INFORMATION SUPPLIED Start Marker
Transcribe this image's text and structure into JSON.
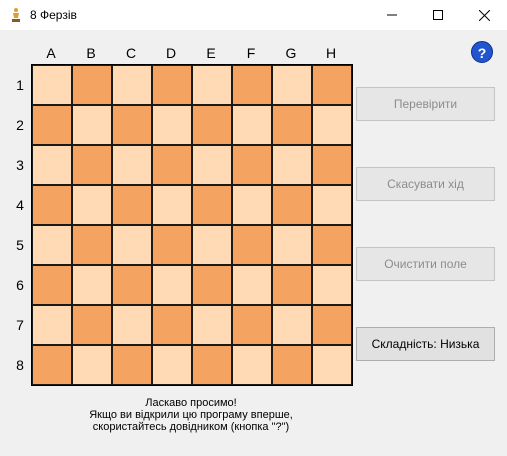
{
  "window": {
    "title": "8 Ферзів",
    "icons": {
      "app": "queen-icon",
      "minimize": "minimize-icon",
      "maximize": "maximize-icon",
      "close": "close-icon"
    }
  },
  "board": {
    "columns": [
      "A",
      "B",
      "C",
      "D",
      "E",
      "F",
      "G",
      "H"
    ],
    "rows": [
      "1",
      "2",
      "3",
      "4",
      "5",
      "6",
      "7",
      "8"
    ],
    "colors": {
      "light": "#ffdab4",
      "dark": "#f4a460"
    }
  },
  "help": {
    "label": "?"
  },
  "buttons": {
    "check": "Перевірити",
    "undo": "Скасувати хід",
    "clear": "Очистити поле",
    "difficulty": "Складність: Низька"
  },
  "welcome": {
    "line1": "Ласкаво просимо!",
    "line2": "Якщо ви відкрили цю програму вперше,",
    "line3": "скористайтесь довідником (кнопка \"?\")"
  }
}
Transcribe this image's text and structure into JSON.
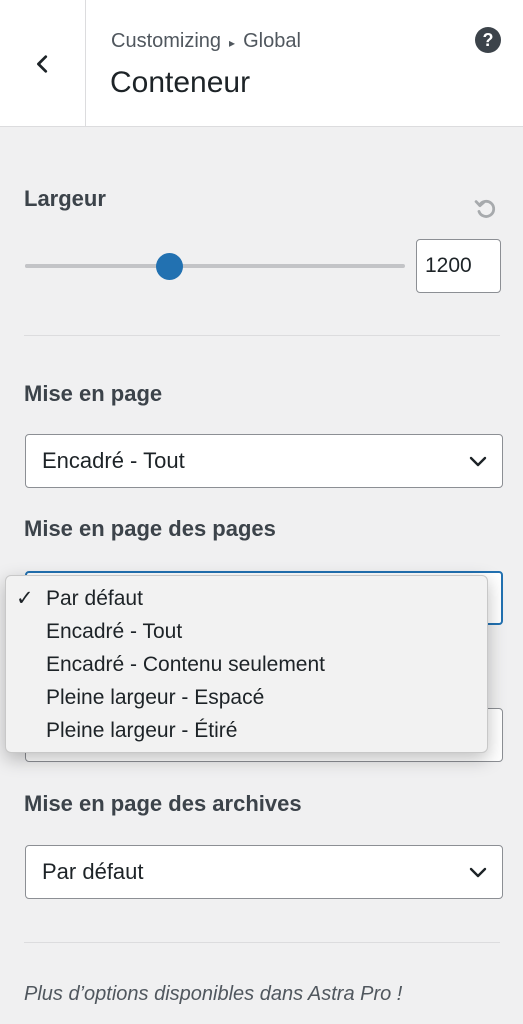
{
  "header": {
    "breadcrumb": [
      "Customizing",
      "Global"
    ],
    "breadcrumb_separator": "▸",
    "title": "Conteneur",
    "help": "?"
  },
  "largeur": {
    "label": "Largeur",
    "value": "1200",
    "slider_fraction": 0.38
  },
  "mise_en_page": {
    "label": "Mise en page",
    "selected": "Encadré - Tout"
  },
  "mise_en_page_pages": {
    "label": "Mise en page des pages",
    "options": [
      {
        "label": "Par défaut",
        "checked": true
      },
      {
        "label": "Encadré - Tout",
        "checked": false
      },
      {
        "label": "Encadré - Contenu seulement",
        "checked": false
      },
      {
        "label": "Pleine largeur - Espacé",
        "checked": false
      },
      {
        "label": "Pleine largeur - Étiré",
        "checked": false
      }
    ],
    "check_mark": "✓"
  },
  "mise_en_page_archives": {
    "label": "Mise en page des archives",
    "selected": "Par défaut"
  },
  "footer": {
    "note": "Plus d’options disponibles dans Astra Pro !"
  },
  "colors": {
    "accent": "#2271b1",
    "background": "#f0f0f1"
  }
}
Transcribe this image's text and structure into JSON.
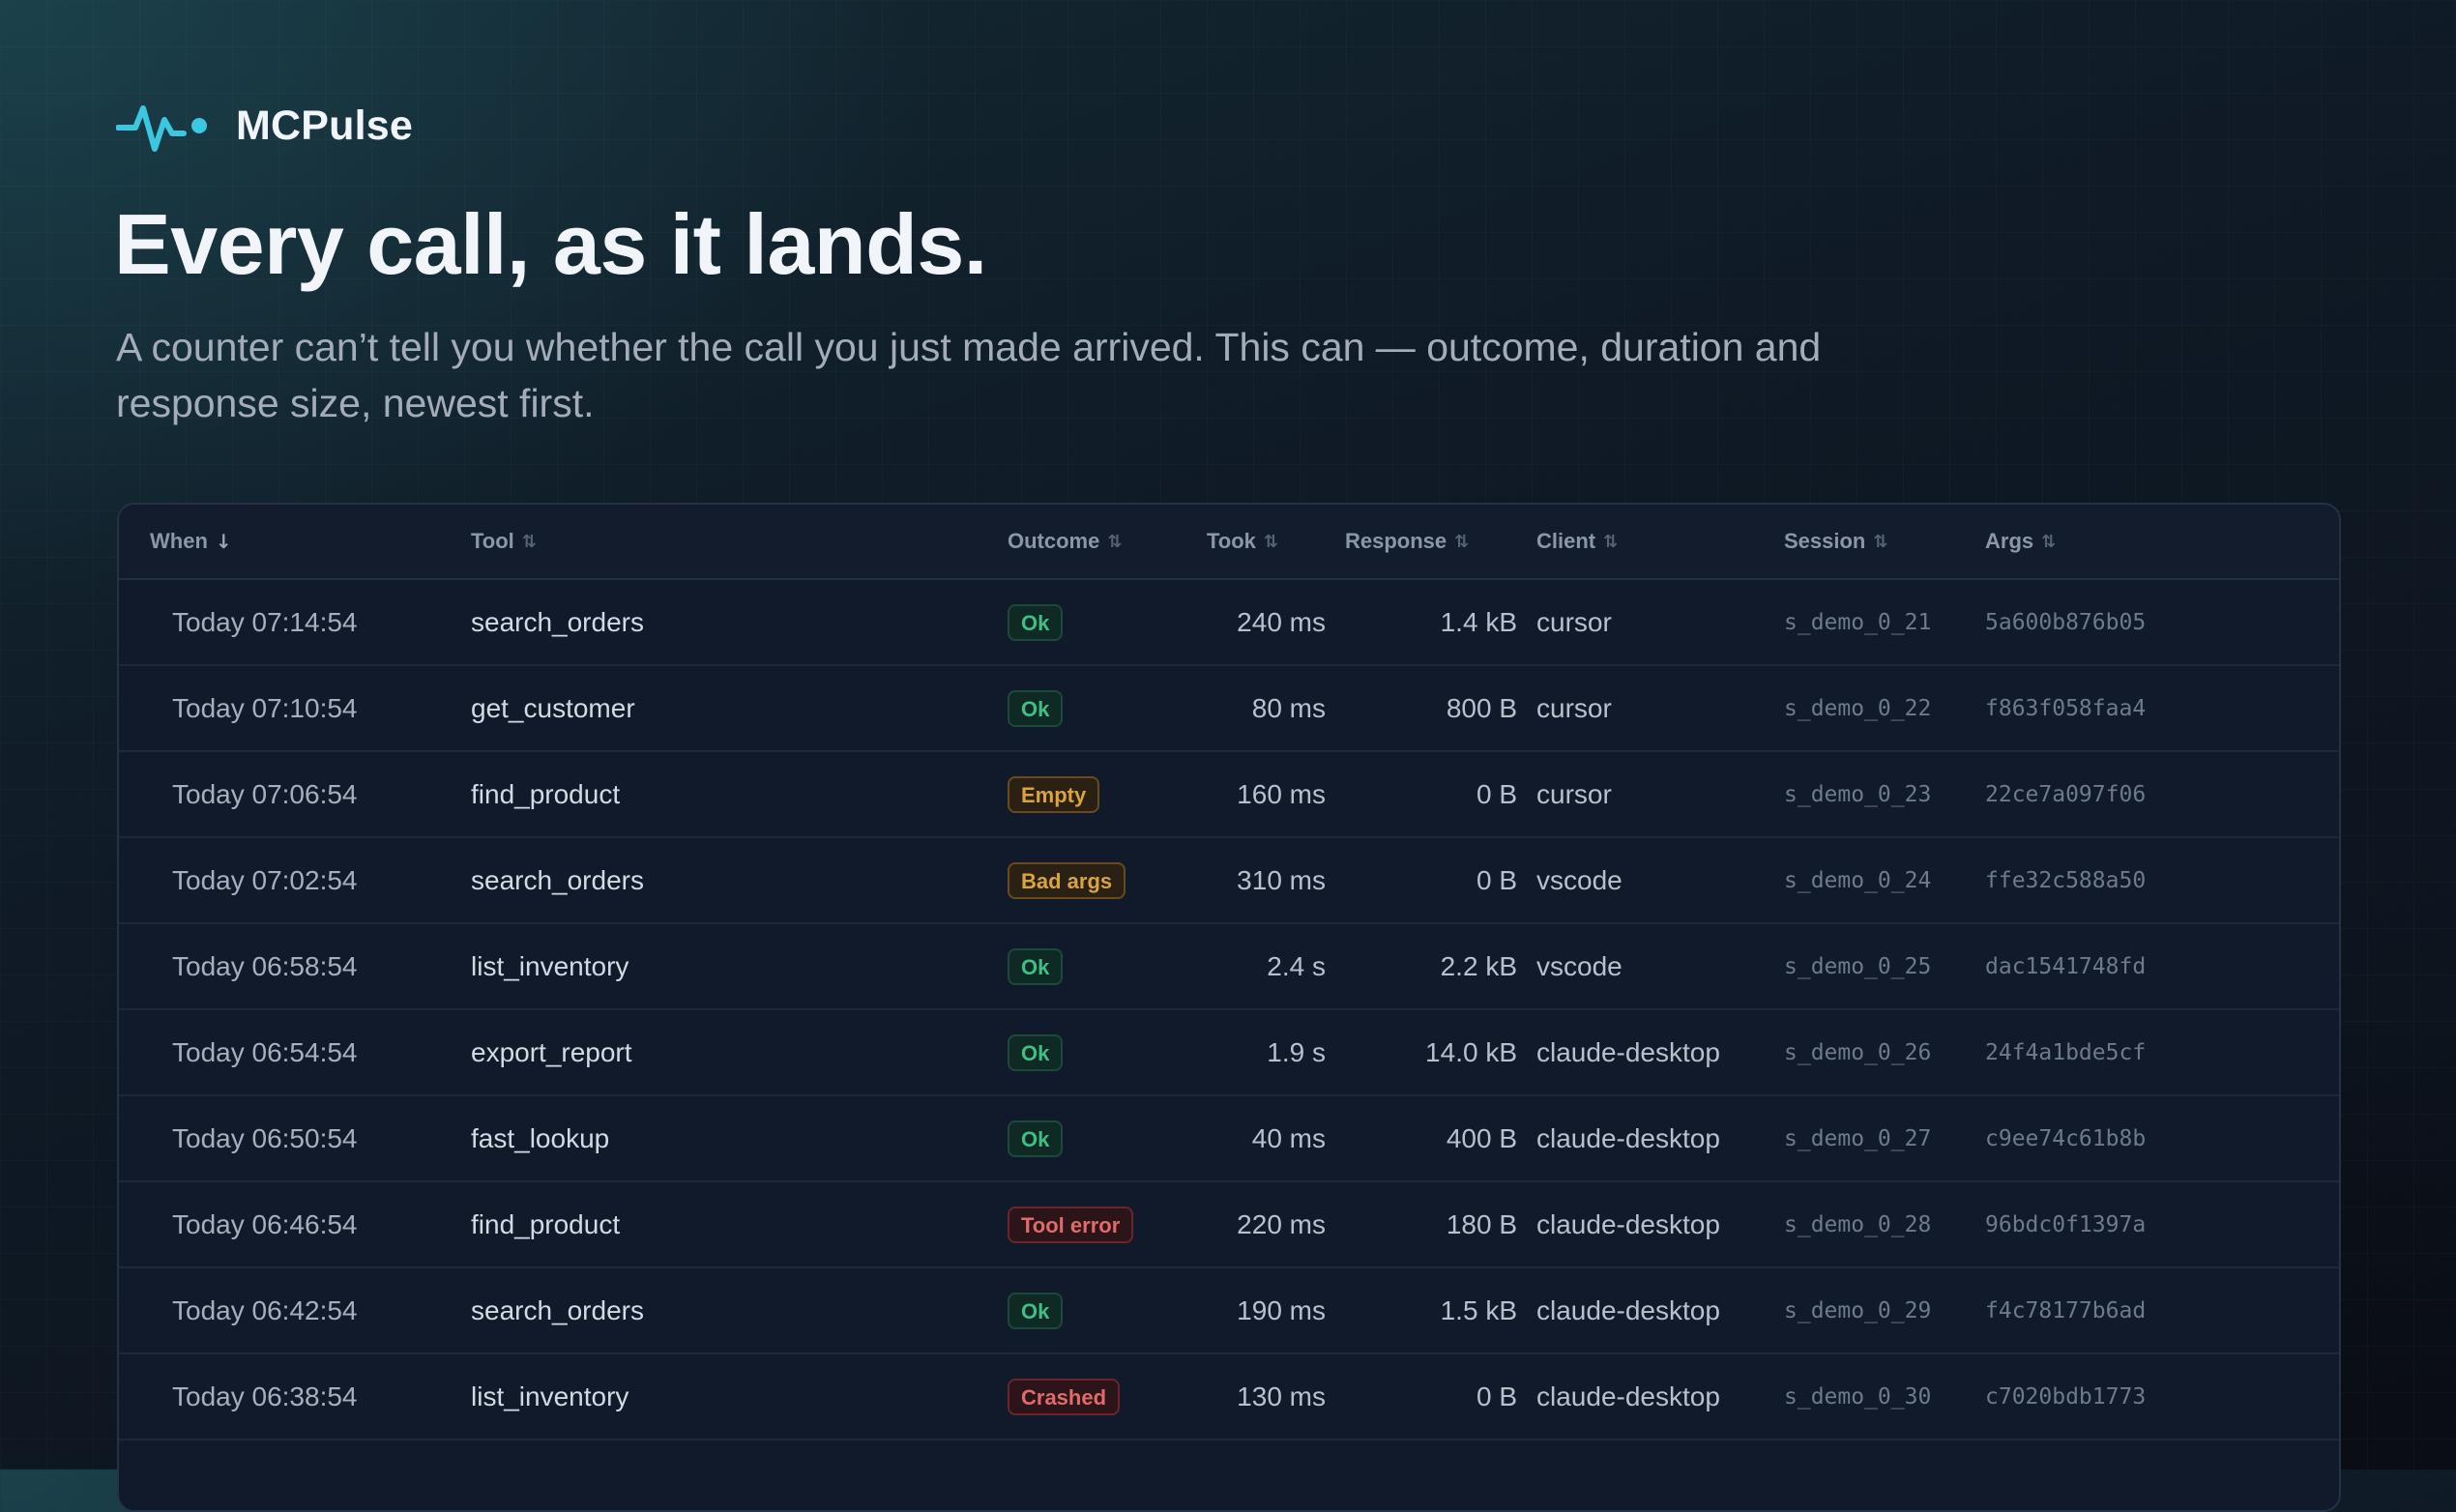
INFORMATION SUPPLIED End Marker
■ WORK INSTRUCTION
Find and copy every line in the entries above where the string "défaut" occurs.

■ SOLUTION TO THIS PROBLEM
        "label": "Par défaut",
    "selected": "Par défaut"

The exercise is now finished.